Not yet a Member?
HR Magazine is highlighting the next generation of HR leaders.
Is your employee handbook ready for the New Year? With SHRM’s Employee Handbook Builder get peace of mind that your handbook is up-to-date.
Get the HR education you need without travel expenses or time out of the office.
Join us in Chicago for the latest trends and technology in talent management, and what to expect in the future.
#1 Medium Company on the 2008 Best Small & Medium Companies To Work for in America List
Kip Irvine was so impressed with the buzz Ultimate Software was generating around Florida International University’s campus, he decided to check out the company for himself.
So in January, Irvine, 56, a full-time computer science instructor at the university, with advanced degrees and five books to his credit, set professional ego aside and began working side by side with several of his students as an intern at the Weston, Fla., company.
“The students have a chance to do actual software development, work on professional teams and just really do cutting-edge stuff,” Irvine says. “With the skills they learn at Ultimate, I’m sure they would be in demand anywhere.”
In fact, some of what Irvine has learned during the last six months likely will figure in an upcoming book, he says.
What’s more, the company more than measures up to other local employers: “In South Florida, we have a lot of small players that can’t really afford to offer much in the way of benefits,” he says. “But Ultimate shows favorably among the best and largest companies, including the Microsofts.”
It’s the rare employer that can offer up the perfect blend of training, advancement opportunity, camaraderie and perks. But Ultimate, No. 1 on this year’s list of the Best Medium Companies to Work for in America, comes as close as any. Founded in 1990 with four employees, Ultimate launched its first product in 1993, a DOS-based human resource, benefits and payroll package. Scott Scherr, Ultimate’s founder and chief executive officer, took the company public five years later.
Today, most of Ultimate’s 810 employees work out of two sunny lakeside buildings on the edge of the Everglades. Last year, the company posted revenue of more than $151 million -- a 33 percent increase over the previous year’s earnings, even during these tough economic times. Company officials maintain that their business model -- based on month-to-month payments rather than pricey long-term licenses -- makes it easier to hold onto cash-strapped clients.
Employees credit Scherr for setting a tone that fosters loyalty and trust and makes the company a great place to work. Scherr sees the relationship with employees more pragmatically.
“If you take care of your employees, then they take care of you,” says Scherr, a Bronx native who cut his teeth working for ADP, now one of Ultimate’s competitors.

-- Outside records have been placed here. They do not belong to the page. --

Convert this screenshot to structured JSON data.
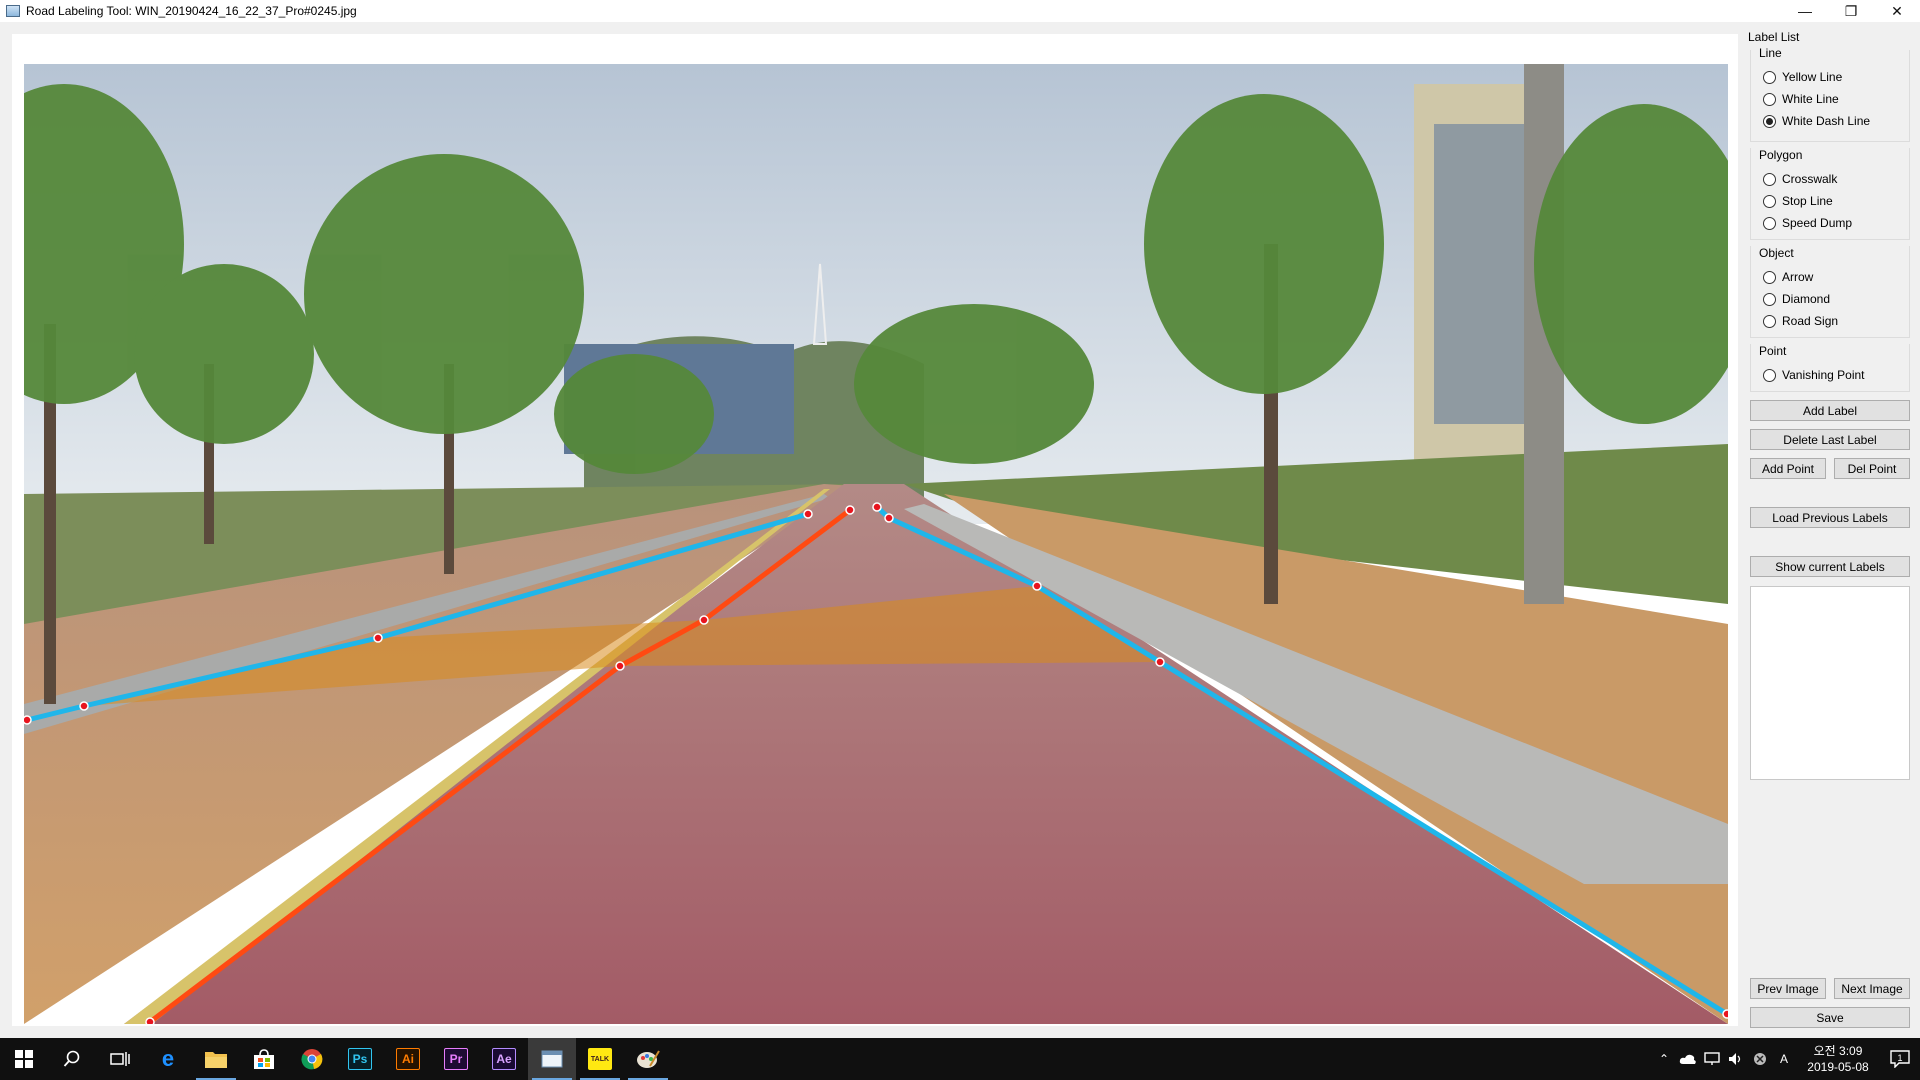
{
  "window": {
    "title": "Road Labeling Tool: WIN_20190424_16_22_37_Pro#0245.jpg",
    "controls": {
      "minimize": "—",
      "restore": "❐",
      "close": "✕"
    }
  },
  "panel": {
    "title": "Label List",
    "groups": [
      {
        "title": "Line",
        "options": [
          {
            "label": "Yellow Line",
            "checked": false
          },
          {
            "label": "White Line",
            "checked": false
          },
          {
            "label": "White Dash Line",
            "checked": true
          }
        ]
      },
      {
        "title": "Polygon",
        "options": [
          {
            "label": "Crosswalk",
            "checked": false
          },
          {
            "label": "Stop Line",
            "checked": false
          },
          {
            "label": "Speed Dump",
            "checked": false
          }
        ]
      },
      {
        "title": "Object",
        "options": [
          {
            "label": "Arrow",
            "checked": false
          },
          {
            "label": "Diamond",
            "checked": false
          },
          {
            "label": "Road Sign",
            "checked": false
          }
        ]
      },
      {
        "title": "Point",
        "options": [
          {
            "label": "Vanishing Point",
            "checked": false
          }
        ]
      }
    ],
    "buttons": {
      "add_label": "Add Label",
      "delete_last_label": "Delete Last Label",
      "add_point": "Add Point",
      "del_point": "Del Point",
      "load_previous_labels": "Load Previous Labels",
      "show_current_labels": "Show current Labels",
      "prev_image": "Prev Image",
      "next_image": "Next Image",
      "save": "Save"
    }
  },
  "annotation_colors": {
    "white_line": "#1fb6ea",
    "yellow_line": "#ff4a12",
    "speed_bump_fill": "#d98a1c",
    "point_marker": "#e8141e"
  },
  "taskbar": {
    "apps": [
      {
        "name": "start",
        "icon": "windows-logo-icon"
      },
      {
        "name": "search",
        "icon": "search-icon"
      },
      {
        "name": "task-view",
        "icon": "task-view-icon"
      },
      {
        "name": "edge",
        "icon": "edge-icon",
        "glyph": "e"
      },
      {
        "name": "file-explorer",
        "icon": "folder-icon",
        "open": true
      },
      {
        "name": "store",
        "icon": "store-icon"
      },
      {
        "name": "chrome",
        "icon": "chrome-icon"
      },
      {
        "name": "photoshop",
        "icon": "photoshop-icon",
        "glyph": "Ps"
      },
      {
        "name": "illustrator",
        "icon": "illustrator-icon",
        "glyph": "Ai"
      },
      {
        "name": "premiere",
        "icon": "premiere-icon",
        "glyph": "Pr"
      },
      {
        "name": "after-effects",
        "icon": "after-effects-icon",
        "glyph": "Ae"
      },
      {
        "name": "labeling-tool",
        "icon": "labeling-tool-icon",
        "active": true,
        "open": true
      },
      {
        "name": "kakaotalk",
        "icon": "kakaotalk-icon",
        "glyph": "TALK",
        "open": true
      },
      {
        "name": "paint",
        "icon": "paint-icon",
        "open": true
      }
    ],
    "tray": {
      "ime": "A",
      "time": "오전 3:09",
      "date": "2019-05-08",
      "notification_count": "1"
    }
  }
}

Ultimate employees rave about such uncommon benefits as fully paid health premiums for themselves, family members and domestic partners; a 30 percent company match on 401(k) contributions; stock options; and annual tuition reimbursement of up to $5,280.
The education benefit -- the maximum eligible for tax benefits -- enables employees such as Jose Chinea, systems engineer, to return to school to hone their skills and, in turn, become more valuable.

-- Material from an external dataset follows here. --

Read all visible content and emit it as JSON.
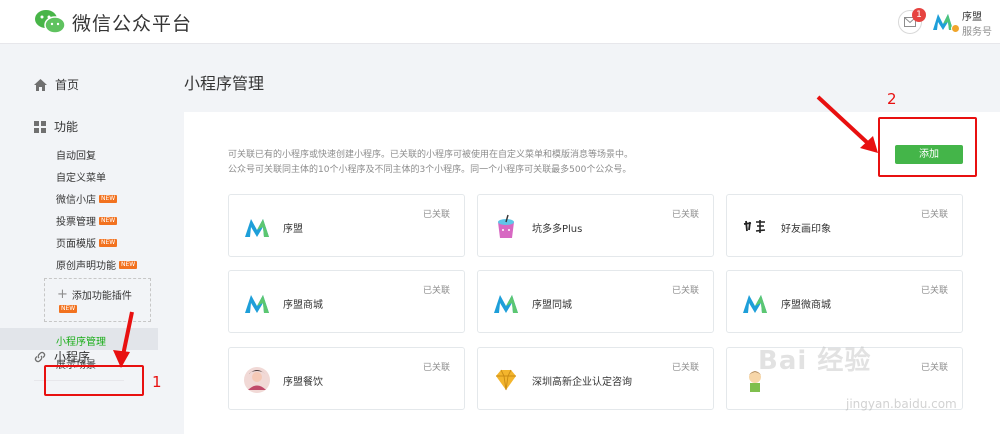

“Ultimate understands the importance of helping to grow their employees and helping educate them,” says Chinea, who received a master’s degree in management and information systems in January and hopes to parlay that into a promotion.
Sales Analyst Lisa Jameson, who works out of her home in Dallas, still tears up when she recalls how Ultimate took her suggestion that the company offer paid adoption leave just before she adopted her oldest son, Conner, in 2004. “I just thought I would ask,” she says, adding that the congratulatory note she received from Scherr following the adoption was icing on the cake. Jameson used the benefit -- six weeks of paid leave, on par with maternity leave -- again in 2007 when she adopted son Tyler.
Several workers devastated in 2005 by back-to-back hurricanes also say the company came through for them, providing financial assistance and emotional support.
When sales representative Kathy Collins tried to return an advance she had requested after her home was destroyed by Hurricane Katrina, company officials waved her off. “That’s the type of family I have at Ultimate Software,” she says.
Marva Gentles, who lost power for more than a week following the hurricanes, also thinks of Ultimate peers as kin. “They provided what we needed,” says Gentles, a 10-year employee. “It’s like a whole family. When something happens, everyone comes together and the bonds get even stronger.”
List of Best Small Companies to Work for in America, 2008
List of Best Medium Companies to Work for in America, 2008
50 Best Small & Medium Companies To Work for in America home page
You have successfully saved this page as a bookmark.
Please confirm that you want to proceed with deleting bookmark.
You have successfully removed bookmark.
Please log in as a SHRM member before saving bookmarks.
Your session has expired. Please log in again before saving bookmarks.
Please purchase a SHRM membership before saving bookmarks.
An error has occurred
Recommended for you
Join SHRM's exclusive peer-to-peer social network
SHRM’s HR Vendor Directory contains over 3,200 companies